[[ Input records, beginning ]]

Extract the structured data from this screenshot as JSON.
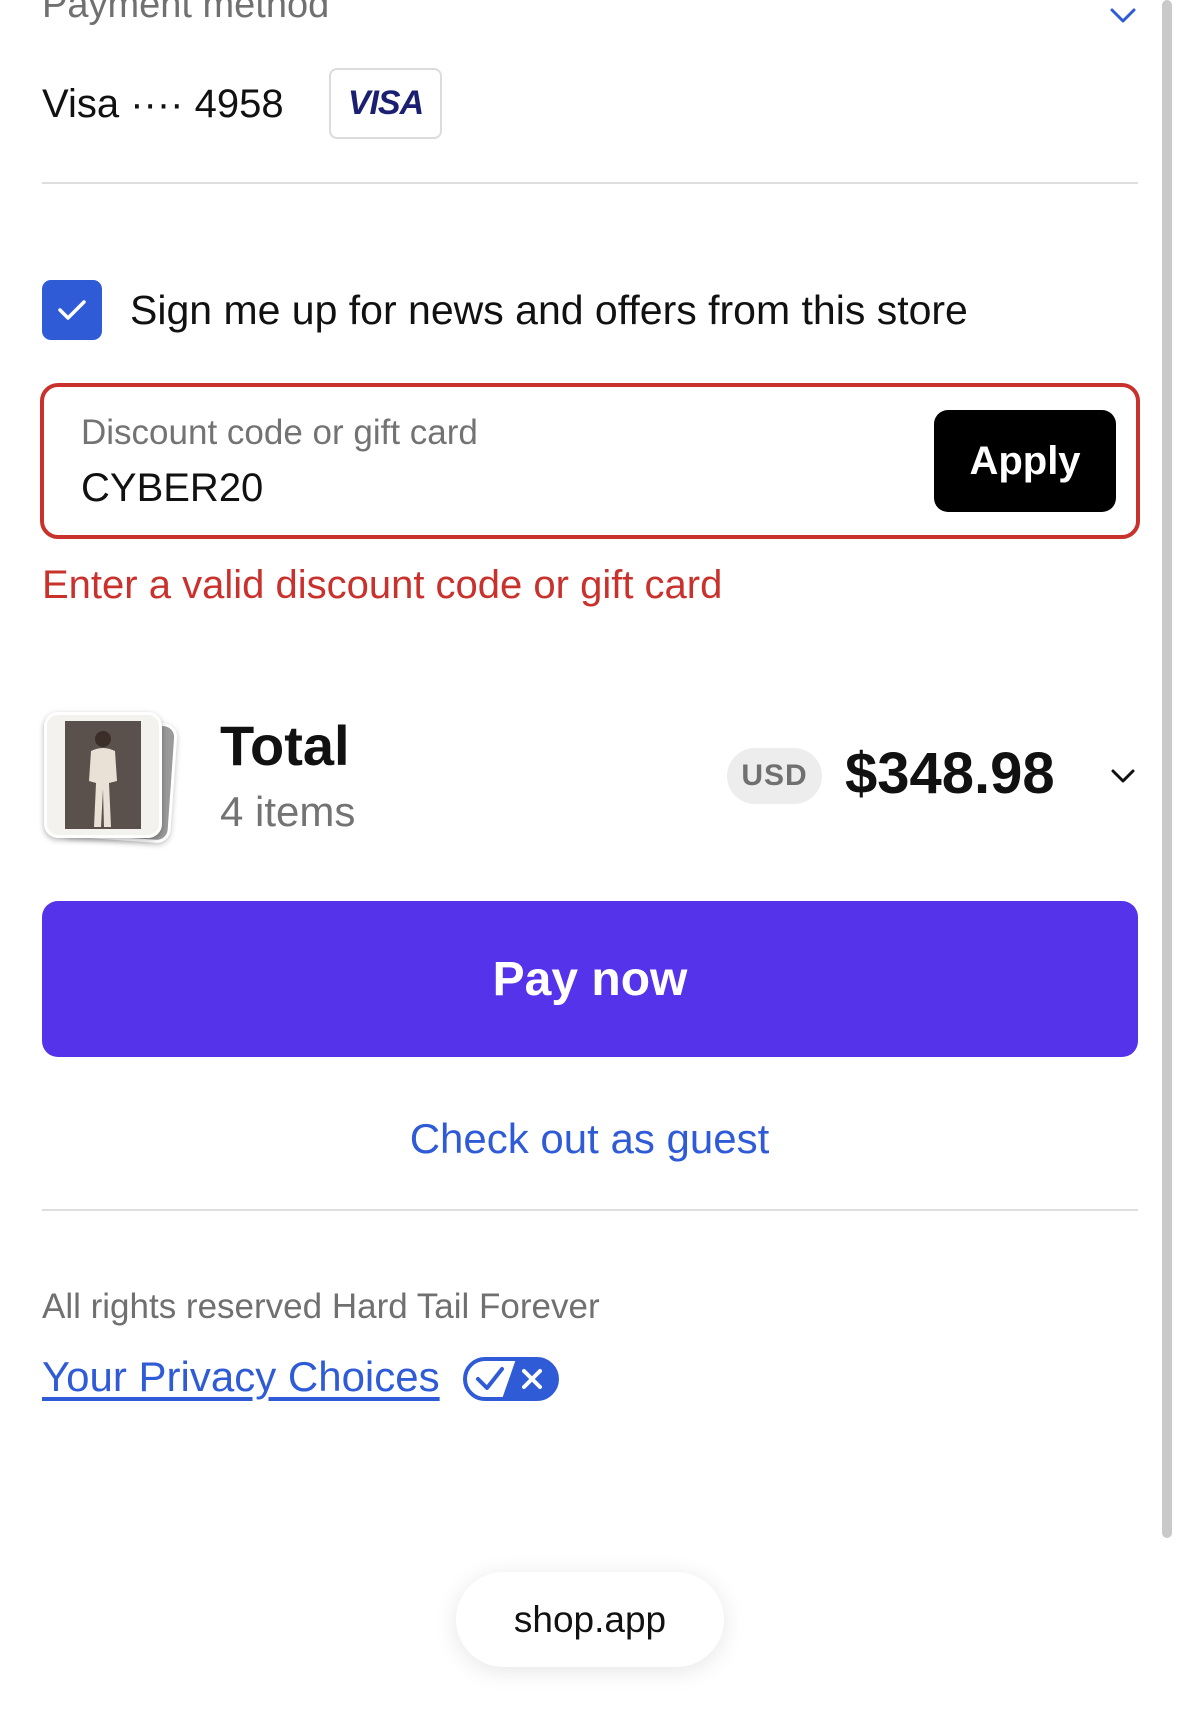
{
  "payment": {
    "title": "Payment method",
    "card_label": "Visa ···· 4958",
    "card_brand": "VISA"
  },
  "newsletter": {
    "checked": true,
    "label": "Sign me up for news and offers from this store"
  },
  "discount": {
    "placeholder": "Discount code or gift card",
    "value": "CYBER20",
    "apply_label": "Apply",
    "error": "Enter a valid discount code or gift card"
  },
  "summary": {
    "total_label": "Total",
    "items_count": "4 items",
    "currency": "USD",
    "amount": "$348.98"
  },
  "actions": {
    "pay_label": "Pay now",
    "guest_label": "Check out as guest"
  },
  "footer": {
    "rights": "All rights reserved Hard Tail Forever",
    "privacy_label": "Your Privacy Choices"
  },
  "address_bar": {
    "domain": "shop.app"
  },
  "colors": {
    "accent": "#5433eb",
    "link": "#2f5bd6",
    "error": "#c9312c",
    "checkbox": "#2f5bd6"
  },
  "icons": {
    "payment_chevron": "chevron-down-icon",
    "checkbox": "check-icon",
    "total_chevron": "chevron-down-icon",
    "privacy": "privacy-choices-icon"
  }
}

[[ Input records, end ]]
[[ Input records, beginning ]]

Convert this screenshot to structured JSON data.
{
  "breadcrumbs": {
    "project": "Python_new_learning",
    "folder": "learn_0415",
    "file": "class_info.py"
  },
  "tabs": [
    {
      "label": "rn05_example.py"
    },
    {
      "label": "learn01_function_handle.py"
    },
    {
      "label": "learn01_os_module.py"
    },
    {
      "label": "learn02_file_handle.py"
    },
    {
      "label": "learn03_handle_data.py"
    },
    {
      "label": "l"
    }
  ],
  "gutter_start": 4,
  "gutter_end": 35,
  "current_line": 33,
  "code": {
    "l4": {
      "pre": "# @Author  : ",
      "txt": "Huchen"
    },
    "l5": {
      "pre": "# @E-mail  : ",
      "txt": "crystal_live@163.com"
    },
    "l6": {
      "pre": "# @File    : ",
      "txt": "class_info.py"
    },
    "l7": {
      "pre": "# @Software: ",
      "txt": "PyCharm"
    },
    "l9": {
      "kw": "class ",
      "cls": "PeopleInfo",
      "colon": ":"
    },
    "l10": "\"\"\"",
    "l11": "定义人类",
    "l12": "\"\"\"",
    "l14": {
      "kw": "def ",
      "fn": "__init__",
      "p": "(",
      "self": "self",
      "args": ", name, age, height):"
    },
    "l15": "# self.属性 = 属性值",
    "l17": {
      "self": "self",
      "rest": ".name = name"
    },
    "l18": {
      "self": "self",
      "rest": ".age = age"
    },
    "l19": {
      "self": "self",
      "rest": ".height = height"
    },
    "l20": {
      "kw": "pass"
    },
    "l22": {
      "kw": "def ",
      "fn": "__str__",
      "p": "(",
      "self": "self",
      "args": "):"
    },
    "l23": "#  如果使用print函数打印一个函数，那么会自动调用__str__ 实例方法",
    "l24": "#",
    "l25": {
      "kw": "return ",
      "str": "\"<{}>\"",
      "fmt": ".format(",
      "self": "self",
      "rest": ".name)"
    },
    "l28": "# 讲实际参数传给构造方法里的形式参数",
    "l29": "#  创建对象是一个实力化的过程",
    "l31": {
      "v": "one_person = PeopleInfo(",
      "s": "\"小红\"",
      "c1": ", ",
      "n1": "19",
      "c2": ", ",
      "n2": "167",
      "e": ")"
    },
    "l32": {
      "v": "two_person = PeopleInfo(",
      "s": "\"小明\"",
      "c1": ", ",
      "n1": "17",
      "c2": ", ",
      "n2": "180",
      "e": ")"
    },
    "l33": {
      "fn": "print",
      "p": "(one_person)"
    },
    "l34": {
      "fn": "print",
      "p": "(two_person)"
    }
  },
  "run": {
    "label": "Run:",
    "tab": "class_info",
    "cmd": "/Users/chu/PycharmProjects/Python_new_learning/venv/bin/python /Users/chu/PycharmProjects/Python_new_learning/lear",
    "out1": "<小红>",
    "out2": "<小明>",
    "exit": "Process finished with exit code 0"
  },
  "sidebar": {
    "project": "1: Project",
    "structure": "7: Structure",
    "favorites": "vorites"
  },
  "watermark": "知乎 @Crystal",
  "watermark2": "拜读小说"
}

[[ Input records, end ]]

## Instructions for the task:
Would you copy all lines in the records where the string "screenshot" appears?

## Response to this exercise:
Extract the structured data from this screenshot as JSON.
Convert this screenshot to structured JSON data.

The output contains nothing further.